Organic fresh produce is booming despite total grocery store dollar growth may have climbed only two percent in the last year.
The Organic Produce Network (OPN) and Nielsen, have released new data showing organic produce sales have set new records, totaling $5.6 billion in 2018, far exceeding the status quo. And the year ended on a particularly high note as sales soared 13 percent the final week of the year.
The OPN notes it is particularly interesting is an impressive two-thirds of all produce commodity groups increased organic sales year-over-year which indicates this is not an isolated incident. At the same time, organic growth occurred in these three categories despite a decline in conventional sales.
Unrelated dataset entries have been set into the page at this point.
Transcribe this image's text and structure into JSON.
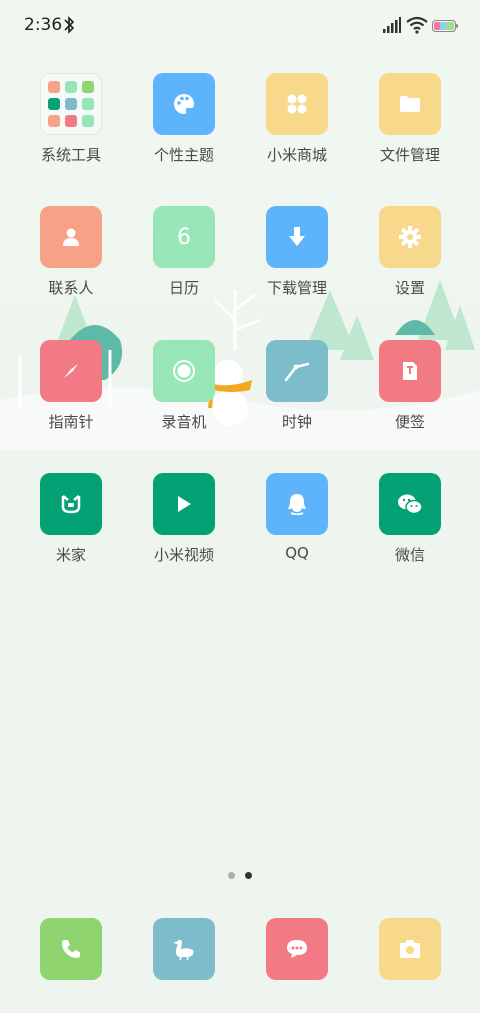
{
  "status": {
    "time": "2:36"
  },
  "apps": [
    {
      "label": "系统工具",
      "color": "folder",
      "icon": "folder-icon"
    },
    {
      "label": "个性主题",
      "color": "#5eb4fb",
      "icon": "palette-icon"
    },
    {
      "label": "小米商城",
      "color": "#f8d98b",
      "icon": "mi-store-icon"
    },
    {
      "label": "文件管理",
      "color": "#f8d98b",
      "icon": "file-folder-icon"
    },
    {
      "label": "联系人",
      "color": "#f7a187",
      "icon": "contact-icon"
    },
    {
      "label": "日历",
      "color": "#96e6b7",
      "icon": "calendar-icon",
      "day": "6"
    },
    {
      "label": "下载管理",
      "color": "#5eb4fb",
      "icon": "download-icon"
    },
    {
      "label": "设置",
      "color": "#f8d98b",
      "icon": "gear-icon"
    },
    {
      "label": "指南针",
      "color": "#f17a85",
      "icon": "compass-icon"
    },
    {
      "label": "录音机",
      "color": "#96e6b7",
      "icon": "recorder-icon"
    },
    {
      "label": "时钟",
      "color": "#7dbdcb",
      "icon": "clock-icon"
    },
    {
      "label": "便签",
      "color": "#f17a85",
      "icon": "notes-icon"
    },
    {
      "label": "米家",
      "color": "#03a173",
      "icon": "mijia-icon"
    },
    {
      "label": "小米视频",
      "color": "#03a173",
      "icon": "video-play-icon"
    },
    {
      "label": "QQ",
      "color": "#5eb4fb",
      "icon": "qq-icon"
    },
    {
      "label": "微信",
      "color": "#03a173",
      "icon": "wechat-icon"
    }
  ],
  "dock": [
    {
      "name": "phone",
      "color": "#8fd46f",
      "icon": "phone-icon"
    },
    {
      "name": "browser",
      "color": "#7dbdcb",
      "icon": "goose-icon"
    },
    {
      "name": "messages",
      "color": "#f17a85",
      "icon": "message-icon"
    },
    {
      "name": "camera",
      "color": "#f8d98b",
      "icon": "camera-icon"
    }
  ],
  "page_indicator": {
    "count": 2,
    "active": 1
  }
}
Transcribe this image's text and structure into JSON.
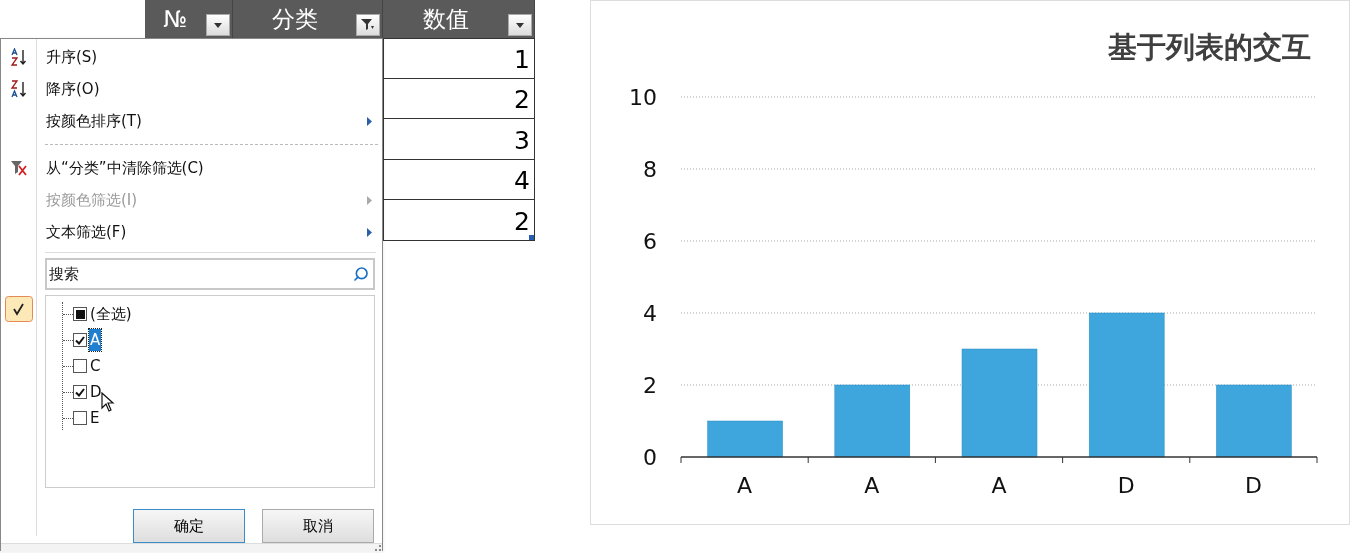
{
  "table": {
    "columns": [
      {
        "label": "№",
        "filtered": false
      },
      {
        "label": "分类",
        "filtered": true
      },
      {
        "label": "数值",
        "filtered": false
      }
    ],
    "values": [
      "1",
      "2",
      "3",
      "4",
      "2"
    ]
  },
  "filter_menu": {
    "items": [
      {
        "kind": "sort_asc",
        "label": "升序(S)",
        "disabled": false,
        "submenu": false
      },
      {
        "kind": "sort_desc",
        "label": "降序(O)",
        "disabled": false,
        "submenu": false
      },
      {
        "kind": "plain",
        "label": "按颜色排序(T)",
        "disabled": false,
        "submenu": true
      },
      {
        "kind": "separator"
      },
      {
        "kind": "clear_filter",
        "label": "从“分类”中清除筛选(C)",
        "disabled": false,
        "submenu": false
      },
      {
        "kind": "plain",
        "label": "按颜色筛选(I)",
        "disabled": true,
        "submenu": true
      },
      {
        "kind": "plain",
        "label": "文本筛选(F)",
        "disabled": false,
        "submenu": true
      }
    ],
    "search": {
      "placeholder": "搜索"
    },
    "options": [
      {
        "label": "(全选)",
        "checked": false,
        "indeterminate": true,
        "selected": false
      },
      {
        "label": "A",
        "checked": true,
        "indeterminate": false,
        "selected": true
      },
      {
        "label": "C",
        "checked": false,
        "indeterminate": false,
        "selected": false
      },
      {
        "label": "D",
        "checked": true,
        "indeterminate": false,
        "selected": false
      },
      {
        "label": "E",
        "checked": false,
        "indeterminate": false,
        "selected": false
      }
    ],
    "buttons": [
      "确定",
      "取消"
    ]
  },
  "chart": {
    "chart_data": {
      "type": "bar",
      "title": "基于列表的交互",
      "categories": [
        "A",
        "A",
        "A",
        "D",
        "D"
      ],
      "values": [
        1,
        2,
        3,
        4,
        2
      ],
      "color": "#3ea5dd",
      "ylim": [
        0,
        10
      ],
      "yticks": [
        0,
        2,
        4,
        6,
        8,
        10
      ],
      "grid": true
    }
  }
}
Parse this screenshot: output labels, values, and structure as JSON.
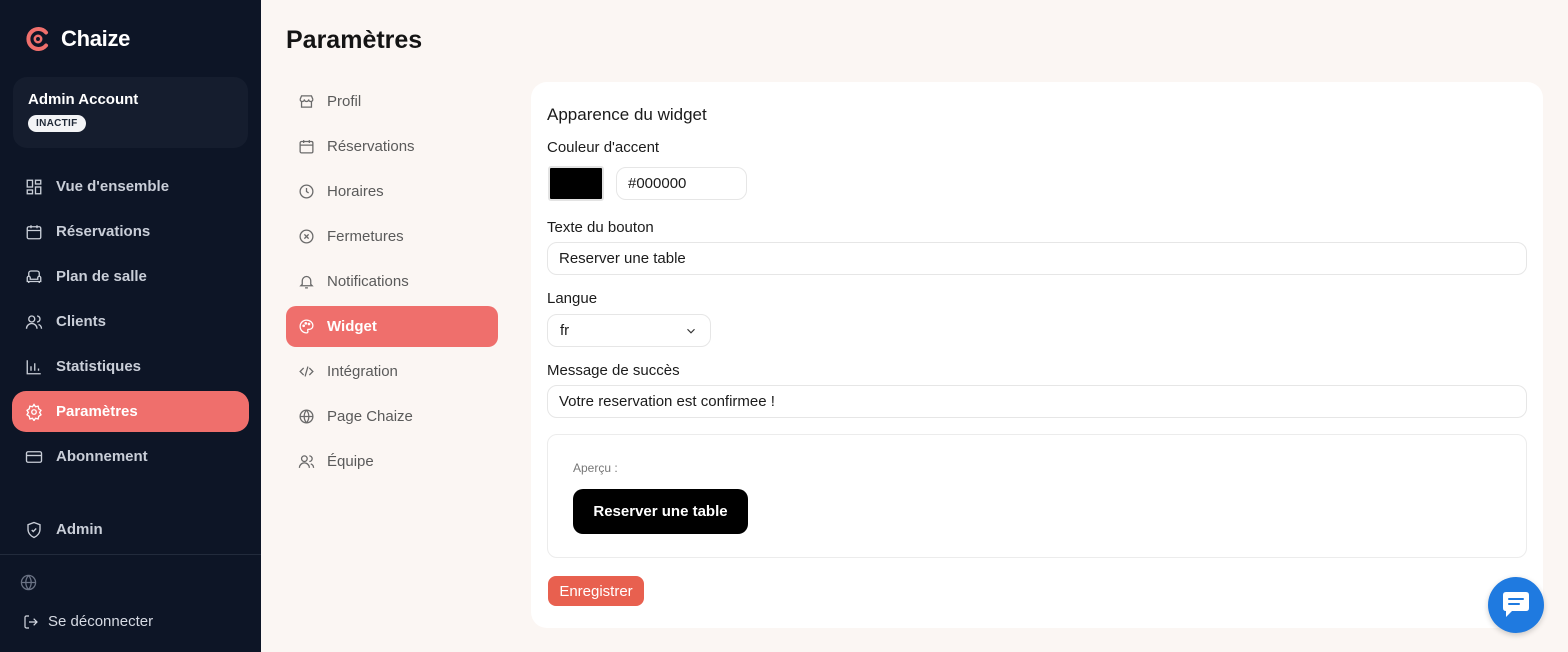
{
  "brand": {
    "name": "Chaize",
    "accent": "#ef6f6c"
  },
  "account": {
    "name": "Admin Account",
    "status": "INACTIF"
  },
  "sidebar": {
    "items": [
      {
        "label": "Vue d'ensemble",
        "icon": "dashboard-icon"
      },
      {
        "label": "Réservations",
        "icon": "calendar-icon"
      },
      {
        "label": "Plan de salle",
        "icon": "armchair-icon"
      },
      {
        "label": "Clients",
        "icon": "users-icon"
      },
      {
        "label": "Statistiques",
        "icon": "bar-chart-icon"
      },
      {
        "label": "Paramètres",
        "icon": "gear-icon",
        "active": true
      },
      {
        "label": "Abonnement",
        "icon": "credit-card-icon"
      }
    ],
    "admin": {
      "label": "Admin",
      "icon": "shield-icon"
    },
    "logout": "Se déconnecter"
  },
  "page": {
    "title": "Paramètres"
  },
  "settings_nav": {
    "items": [
      {
        "label": "Profil",
        "icon": "store-icon"
      },
      {
        "label": "Réservations",
        "icon": "calendar-icon"
      },
      {
        "label": "Horaires",
        "icon": "clock-icon"
      },
      {
        "label": "Fermetures",
        "icon": "circle-x-icon"
      },
      {
        "label": "Notifications",
        "icon": "bell-icon"
      },
      {
        "label": "Widget",
        "icon": "palette-icon",
        "active": true
      },
      {
        "label": "Intégration",
        "icon": "code-icon"
      },
      {
        "label": "Page Chaize",
        "icon": "globe-icon"
      },
      {
        "label": "Équipe",
        "icon": "users-icon"
      }
    ]
  },
  "widget": {
    "title": "Apparence du widget",
    "accent_label": "Couleur d'accent",
    "accent_value": "#000000",
    "button_text_label": "Texte du bouton",
    "button_text_value": "Reserver une table",
    "language_label": "Langue",
    "language_value": "fr",
    "success_label": "Message de succès",
    "success_value": "Votre reservation est confirmee !",
    "preview_label": "Aperçu :",
    "preview_button": "Reserver une table",
    "save_label": "Enregistrer"
  }
}
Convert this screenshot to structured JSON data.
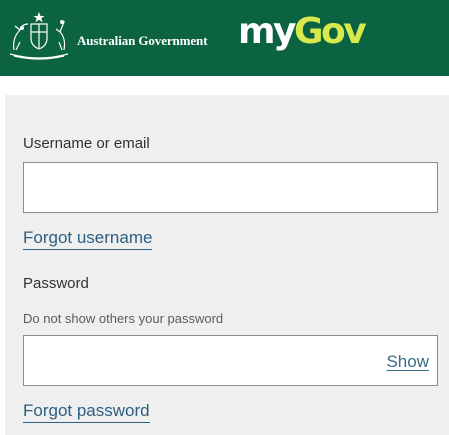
{
  "header": {
    "government_name": "Australian Government",
    "brand_part1": "my",
    "brand_part2": "Gov",
    "crest_icon": "coat-of-arms-icon",
    "colors": {
      "background": "#0b6342",
      "brand_accent": "#d8e94c"
    }
  },
  "login": {
    "username_label": "Username or email",
    "username_value": "",
    "forgot_username": "Forgot username",
    "password_label": "Password",
    "password_hint": "Do not show others your password",
    "password_value": "",
    "show_label": "Show",
    "forgot_password": "Forgot password"
  }
}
According to a press release, fresh produce represented 26 percent of total store organic sales, and a growth rate of 8.6 percent was on par with total store organic, suggesting a continued movement toward mainstream demand across product consumption.
In terms of absolute dollars, blueberries saw the greatest increase followed by prepackaged salads. Many popular organic categories exceeded $20 million in dollar growth—among them organic bananas, apples, and grapes.
“Although organic accounted for 10.1 percent of total produce sales, it’s driving a disproportionate amount of growth within the produce department,” said Matt Lally, Associate Director at Nielsen. “In total, 43 percent of total produce growth occurred from organic items which equates to an additional $450 million sold.”
OPN noted in its press release, organic isn’t a given recipe for success. Products like strawberries and tomatoes experienced far greater growth in the conventional offering, but a closer look reveals how important pricing is for these categories. Prices varied widely—ranging from $1.97 to $3.38 per pound between conventional and organic tomatoes and $2.26 to $4.26 for conventional and organic strawberries.
“When you compare this difference with commodities that experience a high organic growth rate such as grapes, the difference is striking,” noted Lally “Conventional grapes rang in at $2.18 per conventional pound compared to $2.94 per organic pound. Clearly there’s a strong connection between the growth of organic and the price premium with its conventional counterpart.”
In addition to room for growth in the strawberry and tomato category, onions, bell peppers, watermelon, and mandarins are all disproportionately under-represented in organic sales compared to the total produce average. And OPN noted that making organics widely available during key periods like summer holidays, Thanksgiving, and Christmas is a great way to reach more shoppers.